It matters because tens and possibly hundreds of thousands of pounds being held in all-cash transactions by undergraduates without formal training in accounting is just ludicrous without some form of oversight.
The constant reminder from every ball committee that did not provide us with information was that they weren’t “legally obligated” to provide us with anything – and that’s sort of the problem. Remove, briefly, the benefit of the doubt to which all committees are undoubtedly entitled – believe the countless anecdotes every St Andrean hears on the street (some of which were mirrored in our research for this article) that ball committees have little to no demonstrable interest in charitable causes, that they spend money on themselves, drugs, whatever. What check is in place to prevent that from happening?
The two sets of financial records we had government-mandated access to only begged more questions than they answered, but as for the rest, what’s stopping outright robbery? Many have the prefix of “Charity” (both fashion shows are Charity Fashion Shows, Charity May Ball, Charity Oktoberfest) but few have the actual oversight associated with registered charities.
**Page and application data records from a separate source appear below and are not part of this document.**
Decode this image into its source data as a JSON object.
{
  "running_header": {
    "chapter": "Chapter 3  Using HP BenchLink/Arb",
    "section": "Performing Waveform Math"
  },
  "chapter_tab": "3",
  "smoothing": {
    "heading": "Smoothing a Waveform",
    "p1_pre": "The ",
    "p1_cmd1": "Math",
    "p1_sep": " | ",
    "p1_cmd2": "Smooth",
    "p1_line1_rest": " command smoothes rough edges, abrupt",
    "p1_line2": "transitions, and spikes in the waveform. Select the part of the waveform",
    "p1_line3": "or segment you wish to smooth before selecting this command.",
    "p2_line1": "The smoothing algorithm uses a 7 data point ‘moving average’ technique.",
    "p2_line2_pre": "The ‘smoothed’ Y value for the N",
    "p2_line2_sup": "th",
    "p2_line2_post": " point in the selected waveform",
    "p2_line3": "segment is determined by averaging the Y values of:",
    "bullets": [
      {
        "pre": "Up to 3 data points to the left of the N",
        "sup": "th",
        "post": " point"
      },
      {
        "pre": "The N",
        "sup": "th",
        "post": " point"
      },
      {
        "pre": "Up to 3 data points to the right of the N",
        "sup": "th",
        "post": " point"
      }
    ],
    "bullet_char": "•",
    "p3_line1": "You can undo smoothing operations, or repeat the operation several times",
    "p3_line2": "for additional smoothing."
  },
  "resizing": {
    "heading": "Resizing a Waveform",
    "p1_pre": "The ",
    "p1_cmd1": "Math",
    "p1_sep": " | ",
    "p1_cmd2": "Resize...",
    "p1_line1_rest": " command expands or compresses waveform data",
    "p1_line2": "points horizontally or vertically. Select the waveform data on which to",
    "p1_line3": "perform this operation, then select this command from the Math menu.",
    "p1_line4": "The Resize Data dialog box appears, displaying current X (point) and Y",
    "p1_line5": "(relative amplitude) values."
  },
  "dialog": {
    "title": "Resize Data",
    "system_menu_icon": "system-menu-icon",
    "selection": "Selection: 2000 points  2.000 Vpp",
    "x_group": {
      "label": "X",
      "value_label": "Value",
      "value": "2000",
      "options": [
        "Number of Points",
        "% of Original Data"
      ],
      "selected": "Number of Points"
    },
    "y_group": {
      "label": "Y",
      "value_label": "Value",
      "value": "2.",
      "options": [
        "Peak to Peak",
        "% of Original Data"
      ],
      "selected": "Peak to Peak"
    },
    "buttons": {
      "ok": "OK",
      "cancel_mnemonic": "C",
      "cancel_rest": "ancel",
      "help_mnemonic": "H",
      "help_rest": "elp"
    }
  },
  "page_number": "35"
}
Fife’s finest realistically don’t need to be involved unless there’s genuine money laundering. The University can only profit off glamourous events that bring in more applications and attention. Are we relying on student journalists to provide this check? Speaking as one, that would be a profoundly silly thing to do.
So give committees back the benefit of the doubt – say that they are the charitable institutions they claim to be. Why won’t they publically disclose their figures? It’s understandable that they might not want to give them to the nerdy wannabe Cronkites who care about this type of thing – most committees told us they didn’t want their organisations portrayed in a negative light – but if there isn’t a sinister drug slush fund underlying their event, why not dispel the rumours?
The failure to disclose this sort of information is particularly egregious given previous attempts to undermine the public disclosure process. The ceremonies involved in researching the two actual, registered charities were completely unrealistic for informing the average ball-goer: we had to navigate six months of bureaucracy to get DON’T WALK’s numbers (SC042338)* and the KK is only charitable thanks to the Kate Kennedy Trust (SC026695), an organisation which probably only handles money related to the procession, while revenues from May and Opening Balls are presumably kept under some mattress on Hope Street.
Posing with an impractically large cheque or posting an amount on Facebook without explanation does nothing to help understand how charitable these events are, because we don’t know where the money is coming from (be it a wealthy parent, advertiser, or ponzi scheme) and we don’t know how our money was spent. But there’s no real incentive to do anything different – if ball attendees are buying tickets based on how events affect their social lives rather than the money going to whatever charity in whose name everyone’s getting pissed (which they are), why bother telling everyone just how perfunctory the mention of that charity really is?
Now that ball season is over, we can’t be accused of stealing revenue from worthy charities by asking pretty reasonable questions. Shouldn’t it be normal to publically disclose this sort of information? Isn’t there at least a conversation to be had here?
Link to PART TWO
*For those curious: Don’t Walk’s past numbers – which are completely separate from the current board and next year’s show – suggest that revenue from the actual fashion show only outpaced the event expenses by £4,270 and £1,482 in 2013 and 2012 respectively. “Voluntary Receipts” were basically equivalent to the charitable donations in those years, we won’t speculate what those consist of, but it’s clear that the overheads associated with a big event (~£45,000 for Don’t Walk) are enormous